swooping comet, and down, and down, and down.
Rhadamanthus seated himself. He motioned with his hand—
"Next," said he, coldly.
Down went the seraph Cuchulain, swirling in wide tumbles, scarcely
visible for quickness. Sometimes, with outstretched hands, he was a
cross that dropped plumb. Anon, head urgently downwards, he dived
steeply. Again, like a living hoop, head and heels together, he spun
giddily. Blind, deaf, dumb, breathless, mindless; and behind him Brien
of the O'Brien nation came pelting and whizzing.
What of that journey! Who could give it words? Of the suns that
appeared and disappeared like winking eyes. Comets that shone for an
instant, went black and vanished. Moons that came, and stood, and were
gone. And around all, including all, boundless space, boundless
silence; the black, unmoving void—the deep, unending quietude, through
which they fell with Saturn and Orion, and mildly-smiling Venus, and
the fair, stark-naked moon and the decent earth wreathed in pearl and
blue. From afar she appeared, the quiet one, all lonely in the void.
As sudden as a fair face in a crowded street. Beautiful as the sound
of falling waters. Beautiful as the sound of music in a silence. Like
a white sail on a windy sea. Like a green tree in a solitary place.
Chaste and wonderful she was. Flying afar. Flying aloft like a joyous
bird when the morning breaks on the darkness and he shrills sweet
tidings. She soared and sang. Gently she sang to timid pipes and
flutes of tender straw and murmuring, distant strings. A song that
grew and swelled, gathering to a multitudinous, deep-thundered harmony,
until the over-burdened ear failed before the appalling uproar of her
ecstasy, and denounced her. No longer a star! No longer a bird! A
plumed and horned fury! Gigantic, gigantic, leaping and shrieking
tempestuously, spouting whirlwinds of lightning, tearing gluttonously
along her path, avid, rampant, howling with rage and terror she leaped,
dreadfully she leaped and flew. . . .
Enough! They hit the earth—they were not smashed, there was that
virtue in them. They hit the ground just outside the village of
Donnybrook where the back road runs to the hills; and scarcely had they
bumped twice when Brien of the O'Brien nation had the seraph Cuchulain
by the throat—
"My threepenny-bit," he roared, with one fist up—
But the seraph Cuchulain only laughed—
"That!" said he. "Look at me, man. Your little medal dropped far
beyond the rings of Saturn."
And Brien stood back looking at him—He was as naked as Brien was. He
was as naked as a stone, or an eel, or a pot, or a new-born babe. He

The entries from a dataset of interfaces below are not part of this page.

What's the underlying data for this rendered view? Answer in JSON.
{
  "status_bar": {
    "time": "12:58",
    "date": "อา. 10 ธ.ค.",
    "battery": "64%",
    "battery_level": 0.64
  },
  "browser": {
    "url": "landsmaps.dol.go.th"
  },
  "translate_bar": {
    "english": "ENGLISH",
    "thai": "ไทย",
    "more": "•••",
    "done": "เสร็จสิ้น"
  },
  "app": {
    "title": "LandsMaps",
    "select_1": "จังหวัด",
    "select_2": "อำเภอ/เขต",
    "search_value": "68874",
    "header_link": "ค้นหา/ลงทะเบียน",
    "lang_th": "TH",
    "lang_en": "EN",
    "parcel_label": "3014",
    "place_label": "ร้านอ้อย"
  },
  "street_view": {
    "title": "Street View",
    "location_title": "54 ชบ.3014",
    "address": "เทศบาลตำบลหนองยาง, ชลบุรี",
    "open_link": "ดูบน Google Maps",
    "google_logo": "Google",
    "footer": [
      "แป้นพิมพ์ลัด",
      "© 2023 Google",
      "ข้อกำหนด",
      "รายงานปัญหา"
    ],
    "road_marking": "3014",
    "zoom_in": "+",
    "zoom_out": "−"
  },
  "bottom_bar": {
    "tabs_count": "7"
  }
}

was very naked.
So Brien of the O'Brien nation strode across the path and sat down by
the side of a hedge—
"The first man that passes this way," said he, "will give me his
clothes, or I'll strangle him."
The seraph Cuchulain walked over to him—
"I will take the clothes of the second man that passes," said he, and
he sat down.